• Exercise description
From the data below, copy each line that includes the word "this".

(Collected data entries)

========================

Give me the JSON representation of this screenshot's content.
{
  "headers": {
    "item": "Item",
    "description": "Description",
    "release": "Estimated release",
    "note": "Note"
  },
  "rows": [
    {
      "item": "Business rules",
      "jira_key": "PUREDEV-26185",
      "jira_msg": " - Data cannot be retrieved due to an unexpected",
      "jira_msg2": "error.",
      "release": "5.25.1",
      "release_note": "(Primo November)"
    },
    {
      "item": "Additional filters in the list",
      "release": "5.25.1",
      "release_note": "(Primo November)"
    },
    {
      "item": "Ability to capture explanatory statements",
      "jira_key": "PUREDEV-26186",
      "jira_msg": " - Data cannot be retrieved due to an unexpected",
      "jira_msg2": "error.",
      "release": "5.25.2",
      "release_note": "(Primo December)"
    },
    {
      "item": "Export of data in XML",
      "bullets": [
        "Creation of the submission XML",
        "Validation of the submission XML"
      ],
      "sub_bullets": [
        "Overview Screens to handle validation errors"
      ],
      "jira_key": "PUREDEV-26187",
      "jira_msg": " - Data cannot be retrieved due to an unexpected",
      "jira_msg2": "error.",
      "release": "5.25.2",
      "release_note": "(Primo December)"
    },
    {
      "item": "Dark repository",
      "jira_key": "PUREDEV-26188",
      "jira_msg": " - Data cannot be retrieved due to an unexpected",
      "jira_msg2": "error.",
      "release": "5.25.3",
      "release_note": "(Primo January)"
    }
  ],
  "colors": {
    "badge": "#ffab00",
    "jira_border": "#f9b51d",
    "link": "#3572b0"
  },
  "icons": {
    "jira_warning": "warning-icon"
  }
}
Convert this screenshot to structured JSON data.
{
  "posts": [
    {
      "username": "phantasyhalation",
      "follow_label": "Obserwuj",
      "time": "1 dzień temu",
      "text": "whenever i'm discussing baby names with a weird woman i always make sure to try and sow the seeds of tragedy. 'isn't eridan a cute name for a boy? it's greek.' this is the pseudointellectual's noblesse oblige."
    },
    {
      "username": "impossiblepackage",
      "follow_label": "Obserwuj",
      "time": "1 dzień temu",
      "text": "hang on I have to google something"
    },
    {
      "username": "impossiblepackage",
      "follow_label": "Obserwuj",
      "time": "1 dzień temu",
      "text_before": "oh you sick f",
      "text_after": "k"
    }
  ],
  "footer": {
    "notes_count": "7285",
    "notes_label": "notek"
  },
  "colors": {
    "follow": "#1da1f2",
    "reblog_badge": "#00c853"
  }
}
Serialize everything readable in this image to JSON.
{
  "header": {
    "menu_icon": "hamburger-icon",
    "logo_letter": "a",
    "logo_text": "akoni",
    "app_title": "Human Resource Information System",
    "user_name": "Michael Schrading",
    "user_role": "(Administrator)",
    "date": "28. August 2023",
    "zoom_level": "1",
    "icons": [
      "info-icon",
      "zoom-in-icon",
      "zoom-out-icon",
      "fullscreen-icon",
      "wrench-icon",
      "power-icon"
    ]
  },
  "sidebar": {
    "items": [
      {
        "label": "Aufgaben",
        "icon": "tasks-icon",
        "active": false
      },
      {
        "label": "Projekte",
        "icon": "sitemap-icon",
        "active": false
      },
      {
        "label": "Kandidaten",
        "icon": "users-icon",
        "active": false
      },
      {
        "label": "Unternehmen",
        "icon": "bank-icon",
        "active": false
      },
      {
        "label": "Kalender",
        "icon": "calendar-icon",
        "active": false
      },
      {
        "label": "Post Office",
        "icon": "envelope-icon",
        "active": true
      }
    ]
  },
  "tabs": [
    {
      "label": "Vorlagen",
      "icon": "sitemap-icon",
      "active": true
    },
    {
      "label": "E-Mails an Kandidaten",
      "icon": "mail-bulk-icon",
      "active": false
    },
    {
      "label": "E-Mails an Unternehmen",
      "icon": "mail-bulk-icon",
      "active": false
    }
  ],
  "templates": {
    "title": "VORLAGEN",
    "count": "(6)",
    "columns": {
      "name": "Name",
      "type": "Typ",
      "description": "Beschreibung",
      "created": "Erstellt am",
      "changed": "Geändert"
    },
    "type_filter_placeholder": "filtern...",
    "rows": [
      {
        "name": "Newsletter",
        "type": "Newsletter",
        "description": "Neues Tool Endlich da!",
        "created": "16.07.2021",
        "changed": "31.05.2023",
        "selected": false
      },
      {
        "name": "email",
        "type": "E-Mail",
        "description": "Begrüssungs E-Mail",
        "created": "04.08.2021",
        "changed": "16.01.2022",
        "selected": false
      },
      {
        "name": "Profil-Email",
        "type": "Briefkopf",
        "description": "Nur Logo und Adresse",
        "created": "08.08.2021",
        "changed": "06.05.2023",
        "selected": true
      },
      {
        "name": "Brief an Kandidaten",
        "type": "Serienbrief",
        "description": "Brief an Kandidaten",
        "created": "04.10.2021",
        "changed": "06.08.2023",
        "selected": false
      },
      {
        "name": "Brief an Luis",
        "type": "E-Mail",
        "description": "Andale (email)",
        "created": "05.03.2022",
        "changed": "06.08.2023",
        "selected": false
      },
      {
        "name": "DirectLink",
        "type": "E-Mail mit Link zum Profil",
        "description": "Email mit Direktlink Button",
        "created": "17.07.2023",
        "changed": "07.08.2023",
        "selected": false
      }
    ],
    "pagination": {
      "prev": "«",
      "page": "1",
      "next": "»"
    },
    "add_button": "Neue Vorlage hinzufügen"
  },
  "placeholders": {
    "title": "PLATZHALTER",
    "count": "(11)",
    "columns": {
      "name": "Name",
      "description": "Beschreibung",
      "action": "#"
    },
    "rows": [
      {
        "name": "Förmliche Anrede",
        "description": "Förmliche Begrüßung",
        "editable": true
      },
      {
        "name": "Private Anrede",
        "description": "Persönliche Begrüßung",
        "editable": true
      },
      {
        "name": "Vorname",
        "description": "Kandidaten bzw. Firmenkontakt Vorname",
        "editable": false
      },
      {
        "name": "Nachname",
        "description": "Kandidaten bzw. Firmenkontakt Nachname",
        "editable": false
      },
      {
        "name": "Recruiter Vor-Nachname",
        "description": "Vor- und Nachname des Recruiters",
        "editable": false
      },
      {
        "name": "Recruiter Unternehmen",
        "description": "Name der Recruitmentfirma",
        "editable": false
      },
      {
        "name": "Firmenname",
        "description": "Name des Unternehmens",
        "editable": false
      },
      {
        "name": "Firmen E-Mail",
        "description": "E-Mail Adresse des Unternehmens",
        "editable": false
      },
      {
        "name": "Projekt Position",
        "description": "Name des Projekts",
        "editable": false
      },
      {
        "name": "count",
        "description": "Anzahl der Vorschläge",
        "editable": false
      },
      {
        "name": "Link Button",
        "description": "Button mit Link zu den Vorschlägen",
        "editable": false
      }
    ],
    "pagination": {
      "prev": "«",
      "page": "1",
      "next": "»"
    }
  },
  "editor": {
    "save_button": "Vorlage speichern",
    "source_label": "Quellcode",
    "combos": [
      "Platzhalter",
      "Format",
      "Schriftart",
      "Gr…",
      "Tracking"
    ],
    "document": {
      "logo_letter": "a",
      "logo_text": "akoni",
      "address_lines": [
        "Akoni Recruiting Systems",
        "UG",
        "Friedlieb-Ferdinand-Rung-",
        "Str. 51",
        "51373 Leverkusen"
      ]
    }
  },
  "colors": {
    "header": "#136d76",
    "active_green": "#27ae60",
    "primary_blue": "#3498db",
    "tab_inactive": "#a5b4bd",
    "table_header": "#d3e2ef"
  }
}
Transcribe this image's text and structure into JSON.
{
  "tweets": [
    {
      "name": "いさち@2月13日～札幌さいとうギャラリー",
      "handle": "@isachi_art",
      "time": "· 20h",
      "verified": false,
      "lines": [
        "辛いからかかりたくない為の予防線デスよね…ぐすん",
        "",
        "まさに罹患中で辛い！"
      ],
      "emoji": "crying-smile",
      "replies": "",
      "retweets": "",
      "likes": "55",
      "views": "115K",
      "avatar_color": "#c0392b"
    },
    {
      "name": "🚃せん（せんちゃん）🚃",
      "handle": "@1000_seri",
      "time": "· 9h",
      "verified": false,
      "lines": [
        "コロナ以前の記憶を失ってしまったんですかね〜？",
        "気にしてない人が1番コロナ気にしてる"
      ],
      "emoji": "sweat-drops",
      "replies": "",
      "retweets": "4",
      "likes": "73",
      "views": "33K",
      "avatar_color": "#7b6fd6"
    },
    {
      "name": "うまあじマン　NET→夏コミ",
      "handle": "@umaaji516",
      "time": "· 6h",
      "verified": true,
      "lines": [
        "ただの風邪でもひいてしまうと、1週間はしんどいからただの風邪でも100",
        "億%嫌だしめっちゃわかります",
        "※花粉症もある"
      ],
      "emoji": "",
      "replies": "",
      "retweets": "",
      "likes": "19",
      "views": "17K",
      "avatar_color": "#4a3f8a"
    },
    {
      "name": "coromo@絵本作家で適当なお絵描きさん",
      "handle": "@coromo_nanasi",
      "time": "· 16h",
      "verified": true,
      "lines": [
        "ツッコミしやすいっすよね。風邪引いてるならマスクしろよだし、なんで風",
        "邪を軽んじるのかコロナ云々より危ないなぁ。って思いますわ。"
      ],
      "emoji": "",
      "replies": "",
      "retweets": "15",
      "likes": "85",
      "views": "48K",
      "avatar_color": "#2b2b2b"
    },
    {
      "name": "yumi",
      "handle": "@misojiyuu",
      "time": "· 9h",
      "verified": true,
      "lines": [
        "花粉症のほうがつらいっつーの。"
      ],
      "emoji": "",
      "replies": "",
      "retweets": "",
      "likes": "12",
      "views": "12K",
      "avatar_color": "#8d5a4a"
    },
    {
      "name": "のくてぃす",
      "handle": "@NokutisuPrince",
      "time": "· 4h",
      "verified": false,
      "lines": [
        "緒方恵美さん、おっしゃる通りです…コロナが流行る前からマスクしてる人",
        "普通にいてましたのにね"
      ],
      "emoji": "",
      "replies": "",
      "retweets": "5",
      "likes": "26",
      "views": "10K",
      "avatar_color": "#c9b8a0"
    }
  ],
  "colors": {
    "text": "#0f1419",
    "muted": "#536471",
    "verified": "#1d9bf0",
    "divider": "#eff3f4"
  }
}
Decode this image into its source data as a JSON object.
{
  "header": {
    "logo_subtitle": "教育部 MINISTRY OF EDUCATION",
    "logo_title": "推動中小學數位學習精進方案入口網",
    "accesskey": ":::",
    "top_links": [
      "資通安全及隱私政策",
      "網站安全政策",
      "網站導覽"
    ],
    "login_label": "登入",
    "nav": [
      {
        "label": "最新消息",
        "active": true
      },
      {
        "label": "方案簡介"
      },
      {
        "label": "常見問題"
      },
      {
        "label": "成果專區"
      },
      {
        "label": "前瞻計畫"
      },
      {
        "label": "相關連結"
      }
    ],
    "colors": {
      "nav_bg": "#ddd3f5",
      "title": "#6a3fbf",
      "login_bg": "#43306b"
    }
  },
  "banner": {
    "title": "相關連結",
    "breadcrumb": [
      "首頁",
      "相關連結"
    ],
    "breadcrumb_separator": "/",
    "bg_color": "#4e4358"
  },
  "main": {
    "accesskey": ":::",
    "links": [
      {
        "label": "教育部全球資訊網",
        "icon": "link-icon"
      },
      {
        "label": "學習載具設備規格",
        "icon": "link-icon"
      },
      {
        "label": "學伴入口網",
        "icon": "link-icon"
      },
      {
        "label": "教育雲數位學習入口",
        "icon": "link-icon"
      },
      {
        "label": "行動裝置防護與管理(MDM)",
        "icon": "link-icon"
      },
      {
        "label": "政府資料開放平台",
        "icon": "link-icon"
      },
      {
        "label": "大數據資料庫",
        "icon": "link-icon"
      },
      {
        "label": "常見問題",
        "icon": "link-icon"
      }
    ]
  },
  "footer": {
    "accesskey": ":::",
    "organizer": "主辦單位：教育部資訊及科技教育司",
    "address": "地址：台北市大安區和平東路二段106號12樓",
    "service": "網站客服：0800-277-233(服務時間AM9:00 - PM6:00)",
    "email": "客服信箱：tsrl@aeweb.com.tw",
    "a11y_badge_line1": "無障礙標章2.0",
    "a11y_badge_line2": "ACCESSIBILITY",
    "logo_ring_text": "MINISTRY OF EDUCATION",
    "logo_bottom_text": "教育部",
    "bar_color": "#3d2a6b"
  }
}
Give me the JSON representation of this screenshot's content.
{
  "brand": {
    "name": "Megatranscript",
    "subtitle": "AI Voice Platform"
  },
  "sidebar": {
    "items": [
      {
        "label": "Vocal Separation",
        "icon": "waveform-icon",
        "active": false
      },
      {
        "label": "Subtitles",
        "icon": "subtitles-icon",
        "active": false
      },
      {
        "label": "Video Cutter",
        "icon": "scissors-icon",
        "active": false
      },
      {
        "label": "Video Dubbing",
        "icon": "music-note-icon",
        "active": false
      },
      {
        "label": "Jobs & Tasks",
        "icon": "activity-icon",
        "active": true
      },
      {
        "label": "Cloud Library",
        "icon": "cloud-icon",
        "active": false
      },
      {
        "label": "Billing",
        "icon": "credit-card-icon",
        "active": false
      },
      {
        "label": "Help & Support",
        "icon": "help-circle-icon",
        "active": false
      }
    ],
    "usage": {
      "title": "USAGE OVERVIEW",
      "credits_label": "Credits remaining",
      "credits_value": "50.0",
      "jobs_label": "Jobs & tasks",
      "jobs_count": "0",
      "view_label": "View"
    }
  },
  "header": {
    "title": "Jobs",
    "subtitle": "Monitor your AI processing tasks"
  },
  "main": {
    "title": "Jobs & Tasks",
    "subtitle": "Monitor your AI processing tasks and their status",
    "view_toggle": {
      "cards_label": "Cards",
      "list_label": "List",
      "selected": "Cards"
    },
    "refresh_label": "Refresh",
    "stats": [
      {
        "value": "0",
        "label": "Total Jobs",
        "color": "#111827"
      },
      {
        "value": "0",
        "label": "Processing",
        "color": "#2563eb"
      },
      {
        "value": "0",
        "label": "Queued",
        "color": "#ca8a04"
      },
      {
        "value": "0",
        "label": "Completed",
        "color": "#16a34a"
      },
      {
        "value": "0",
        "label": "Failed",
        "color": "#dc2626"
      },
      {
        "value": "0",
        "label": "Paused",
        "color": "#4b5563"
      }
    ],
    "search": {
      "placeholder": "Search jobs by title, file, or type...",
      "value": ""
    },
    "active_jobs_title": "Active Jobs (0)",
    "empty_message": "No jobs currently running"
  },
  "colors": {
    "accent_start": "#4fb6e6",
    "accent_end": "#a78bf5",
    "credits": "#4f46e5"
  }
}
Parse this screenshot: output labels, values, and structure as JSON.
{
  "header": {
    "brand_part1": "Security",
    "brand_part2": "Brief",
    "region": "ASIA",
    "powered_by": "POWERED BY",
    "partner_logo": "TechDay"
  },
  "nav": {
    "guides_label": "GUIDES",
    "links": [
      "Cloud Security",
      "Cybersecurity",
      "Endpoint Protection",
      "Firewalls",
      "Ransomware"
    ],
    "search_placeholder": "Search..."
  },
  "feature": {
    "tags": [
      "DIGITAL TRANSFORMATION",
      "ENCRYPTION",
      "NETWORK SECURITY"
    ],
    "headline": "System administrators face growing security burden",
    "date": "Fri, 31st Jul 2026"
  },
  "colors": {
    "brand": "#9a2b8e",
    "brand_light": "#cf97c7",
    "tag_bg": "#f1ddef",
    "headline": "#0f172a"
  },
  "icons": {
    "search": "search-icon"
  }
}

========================

• Exercise output
Give me the JSON representation of this screenshot's content.
Convert this screenshot to structured JSON data.
      "text": "whenever i'm discussing baby names with a weird woman i always make sure to try and sow the seeds of tragedy. 'isn't eridan a cute name for a boy? it's greek.' this is the pseudointellectual's noblesse oblige."
Serialize everything readable in this image to JSON.
Transcribe this image's text and structure into JSON.
Decode this image into its source data as a JSON object.
Give me the JSON representation of this screenshot's content.
Parse this screenshot: output labels, values, and structure as JSON.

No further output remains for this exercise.